Storytelling needn’t be solely a bedtime activity – reading books can be fun at any time of day. Travis cannot get enough of books and stories, especially books where there are things to touch (aka all the “That’s Not My..” books which he loves), as the interactive experience adds a new level of enjoyment to the book. Another way to do this is to animate the stories you read. For example, if it’s a book about animals, I’ll get down on all fours and pretend I’m the animal, making the noise it makes. We also use teddies to act out the story. Of course this doesn’t have to accompany a book, you can make up stories or simply tell them from memory with props, sounds and actions.

Flashcards

Flash cards are a great way to add an educational element to staying indoors. Whether your toddler is young or almost at pre-school age, flash cards can be used to introduce word association, encourage speech and, as your toddler gets older, they can be used to complement any reading or spelling they may be learning at nursery or school.

build-a-den-indoor-toddler-activitiesBuild a den
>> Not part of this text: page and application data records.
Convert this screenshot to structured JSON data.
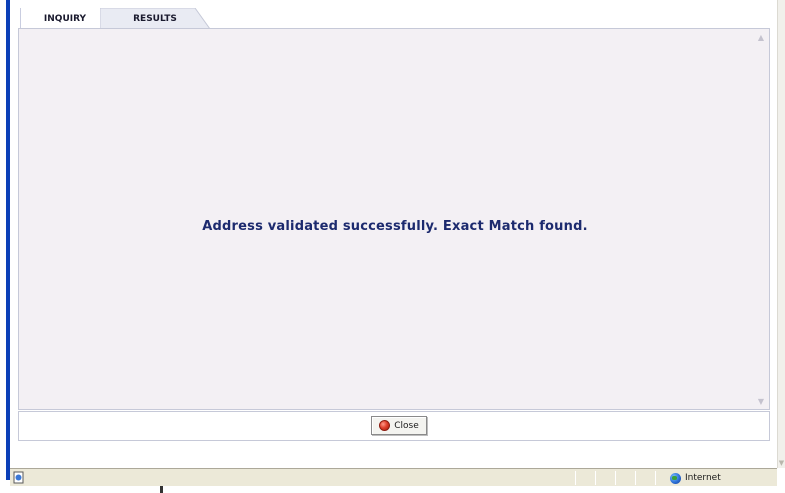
{
  "tabs": [
    {
      "label": "INQUIRY",
      "active": true
    },
    {
      "label": "RESULTS",
      "active": false
    }
  ],
  "main": {
    "message": "Address validated successfully. Exact Match found."
  },
  "footer": {
    "close_label": "Close"
  },
  "statusbar": {
    "zone_label": "Internet",
    "icons": [
      "page-icon",
      "globe-icon"
    ]
  },
  "colors": {
    "message_text": "#1c2a6e",
    "panel_background": "#f3f0f4",
    "window_border": "#0b3fb8",
    "statusbar_background": "#ece9d8"
  }
}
Is there anything better on a miserable, cold, grey day than diving under a fort and getting all cosy? Whilst it may not be the relaxing, quiet blanket-fort you’d envisage for an adult, you can create a den for the kids and transport them out of the living room/bedroom for a little while. Bigger toddlers can help building the fort, whilst smaller ones will enjoy exploring inside. Why not pretend you’re camping in the woods and the teddy bears are coming for a picnic? Or maybe you’re in the jungle and the tigers and lions are just outside? You can even combine activities, like reading inside the den, just to mix things up a bit.
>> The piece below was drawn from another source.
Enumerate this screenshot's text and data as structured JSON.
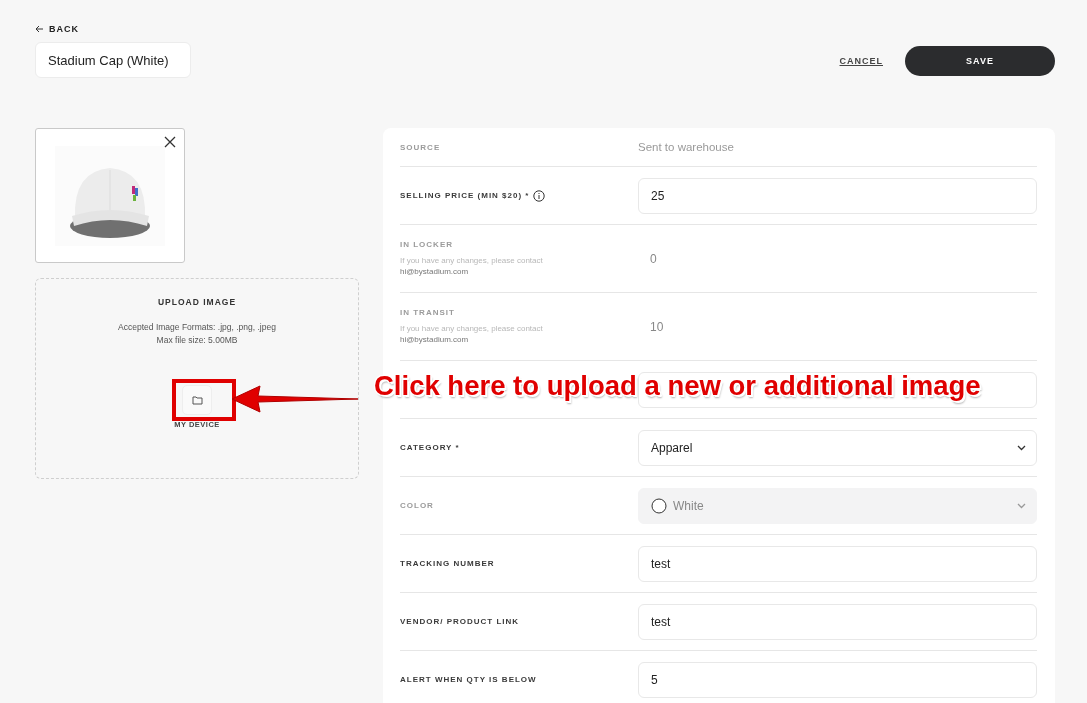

Word Tracers

As your toddler develops, you may want to introduce reading and writing activities. Word tracers are ideal for this. What’s a word tracer I hear you say? Well they are exactly as they suggest – practical sheets which allow toddlers to explore and create words that the sheet outlines. Want to print one for yourself? Here’s one with action words.

Toddlers are always on the move, so this action words word tracer is perfect for them. Word tracers are a fun way for little ones to gain practice with their fine motor skills and beginning letter recognition. They can even act out the words as they trace. For even more fun educational resources, check out Education.com.

indoor-toddler-activities-make-pretendMake and pretend

It’s time to get out the cardboard boxes and dig out some of the recycling material and get ready to make and pretend. Rice or lentils in a plastic bottle becomes a musical instrument, as does elastic bands over an empty tissue box. Bigger boxes can be cars, planes or rocket ships that fly around the room. If you’re more crafty, why not use some of the old toilet roll tubes, empty egg cartons and yoghurt pots to make your own space ships or princess castles or whatever your imagination chooses!

 

5-free-indoor-activities-for-toddlers